A. This highly offensive but popular article appeared in the May 1976 (Foreigners) issue. It also was reprinted in the National Lampoon Tenth Anniversary Anthology (1979).
Q. Where can I buy a copy of the 1964 Yearbook Parody?
A. The National Lampoon High School Yearbook Parody shouldn’t be too hard to find—it was very popular and went into several printings. Your best bet would be a used comic book/magazine store. Most larger cities have them. And if they don’t have it they should be able to point you in the right direction. Check the Resources page for more tips.
Q. Can you tell me where “Kit ‘n’ Kaboodle” appeared? What if any connection is does it have with “Itchy and Scratchy,” the cartoon-within-a-cartoon which is featured on “The Simpsons?”
A. “Kit ‘n’ Kaboodle,” by Brian McConnachie, was a “funny animal” comic book parody apparently based on the “Tom ‘n’ Jerry” cartoons except the violence inflicted by the cat and mouse on each other is treated realistically—think Tex Avery meets Sam Peckinpah. It first appeared in the June ’73 (Violence) issue. It also appeared in The Best of #4 and Tenth Anniversary anthologies. It’s quite possible that it was the inspiration for “Itchy and Scratchy,” the concept is quite similar. Or it could just be a coincidence. If anyone reading this knows the definitive answer, drop me a line.
Cartoonist and writer Chris Browne, who contributed regularly in the late ’70s and early ’80s, including the “Funny the Bunny” comic strip, wants to know whatever happened to Danielle, the Foto Funnies girl. The best info I have is that she got married and moved to Connecticut in the late ’70s. If you have more info, let me know.
Richard Levinson wrote for the “Letters” section in the ’80s and wrote songs for the Class of ’86 Review. He notes that Lampoon insiders he became aquainted with seemed to be less aware of the magazine’s impact on modern humor than do the fans. He is currently involved in a project which involves several early Lampoon alumni, but doubts it will ever be produced.
Jim Wilson, who specializes in prop humor, did a museum catalog parody for Lampoon in the late ’70s under P.J. O’Rourke. I checked out his website and was surprised (and pleased) to see a link to Mark’s Very Large National Lampoon Site. Thanks Jim! Update: Jim’s website no longer exists.

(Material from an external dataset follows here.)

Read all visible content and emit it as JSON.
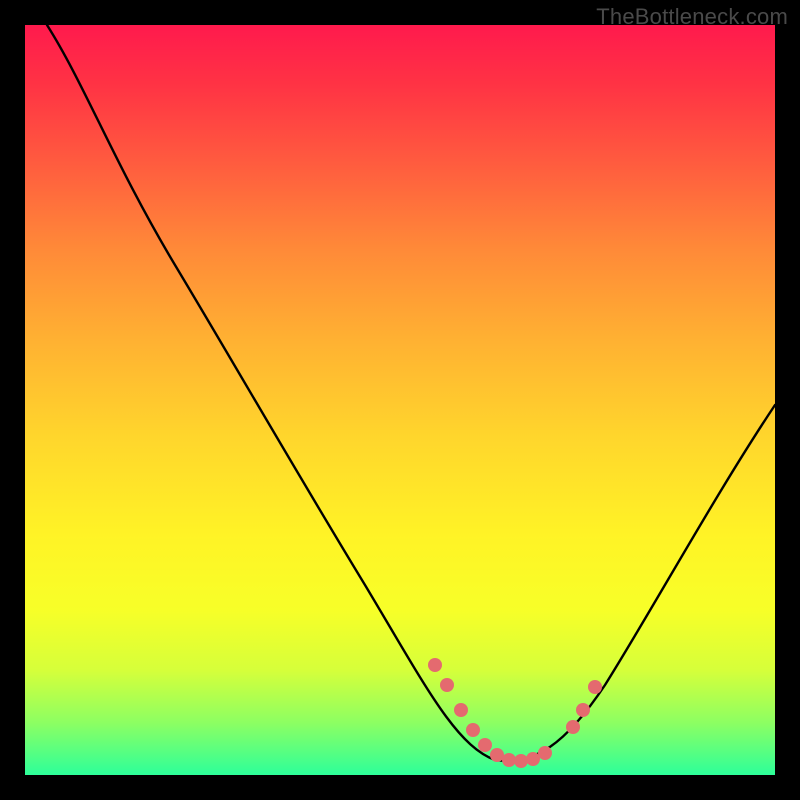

Several readers are looking for the 1977 album “That’s Not Funny, That’s Sick!” Drop me a line if you know where to get one.